In a new agreement reported by William Boston in the Wall Street Journal, “Want to Buy a Piece of a Greek Island?”, the government of Greece is taking steps to sell off and privatize a small amount of its enormous holdings of government-owned property. Will this properly begin the process of divesting to the general public the Greek government’s socialist land dealings or simply serve to create more bailouts and cronyism?
Now might be your chance to buy that portion of a Greek island you have been coveting.
As part of Greece’s privatization plan to raise cash to reduce its mountain of debt, the national government is preparing to sell as much as €30 billion ($42.9 billion) of public property. It is still early in the process, but future sales are likely to include assets ranging from the government’s stake in the Mont Parnes Casino resort in Athens, hotels, and even a concession to develop a luxury resort with a world-class golf course on the island of Rhodes.
The Hellenic Public Real Estate Corp., the government body that manages public property, has a list of about 75,000 individual government-owned properties. The corporation has appointed National Bank of Greece SA to lead a consortium of advisers who are now preparing to sell an initial portfolio of 20 to 30 properties, the first of which could be put on the market in the next few months, according to Aristotelis Karytinos, general manager of the real-estate division at National Bank of Greece.
The International Monetary Fund, in its latest report on Greece, estimates that as many as €15 billion could be raised through real-estate sales. Mr. Karytinos says expected proceeds from property sales or leasing is now estimated at between €15 billion and €30 billion. The first step is to sift through the long list of public property, identify the best real estate, and resolve any legal issues to ensure that the property is able to be fully developed by investors.

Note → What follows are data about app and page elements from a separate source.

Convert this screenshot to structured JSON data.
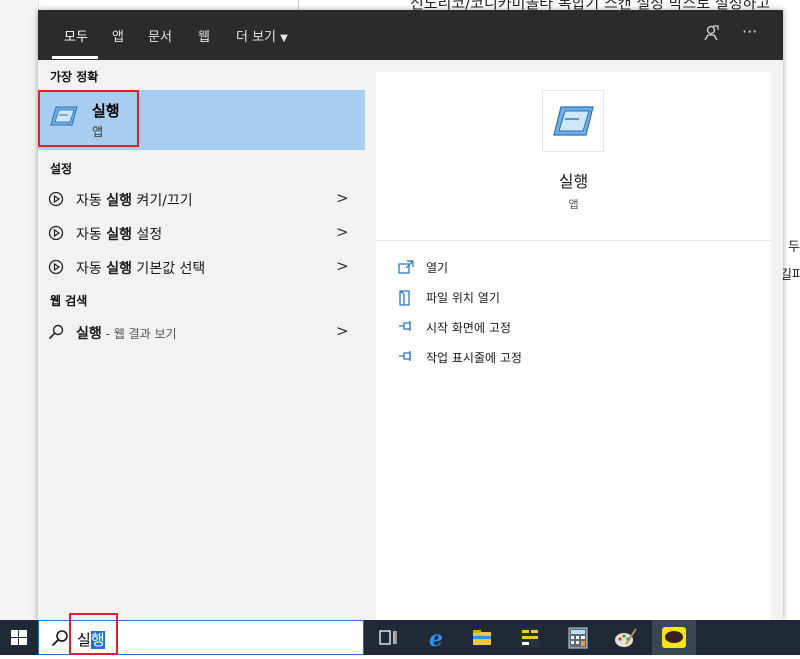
{
  "background": {
    "top_text": "신도리코/코니카미놀타 복합기 스캔 설정 박스로 설정하고",
    "right_text_1": "두",
    "right_text_2": "길파"
  },
  "tabs": [
    "모두",
    "앱",
    "문서",
    "웹",
    "더 보기"
  ],
  "top_icons": [
    "feedback-icon",
    "more-icon"
  ],
  "more_label": "···",
  "sections": {
    "best_match": "가장 정확",
    "settings": "설정",
    "web_search": "웹 검색"
  },
  "best_match": {
    "name": "실행",
    "type": "앱",
    "icon": "run-app-icon"
  },
  "settings_items": [
    {
      "pre": "자동 ",
      "bold": "실행",
      "post": " 켜기/끄기"
    },
    {
      "pre": "자동 ",
      "bold": "실행",
      "post": " 설정"
    },
    {
      "pre": "자동 ",
      "bold": "실행",
      "post": " 기본값 선택"
    }
  ],
  "web_item": {
    "bold": "실행",
    "muted": " - 웹 결과 보기"
  },
  "detail": {
    "title": "실행",
    "type": "앱",
    "actions": [
      {
        "label": "열기",
        "icon": "open-icon"
      },
      {
        "label": "파일 위치 열기",
        "icon": "file-location-icon"
      },
      {
        "label": "시작 화면에 고정",
        "icon": "pin-icon"
      },
      {
        "label": "작업 표시줄에 고정",
        "icon": "pin-icon"
      }
    ]
  },
  "search": {
    "typed_plain": "실",
    "typed_selected": "행"
  },
  "taskbar_apps": [
    "task-view-icon",
    "edge-icon",
    "file-explorer-icon",
    "custom-app-icon",
    "calculator-icon",
    "paint-icon",
    "kakaotalk-icon"
  ],
  "colors": {
    "accent": "#1e73d2",
    "highlight": "#a9cdf0",
    "topbar": "#2b2b2b",
    "taskbar": "#1f2a36",
    "annotation": "#d9232e"
  }
}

“We more or less know what the government owns, but many of the properties may have some legal or technical problems that need to be resolved before we can exploit them,” Mr. Karytinos said in an interview. “In some cases, we may have to rezone properties.”
The real-estate privatization is part of a broader program to sell government holdings valued at about €50 billion, which Athens agreed to do to obtain a €110 billion bailout by the European Union and the International Monetary Fund. The IMF has been pressing Greece to accelerate the privatization process and is particularly keen to see Athens dispose of stakes in properties and industries that it believes are better left to the private sector, such as running gambling casinos. . . .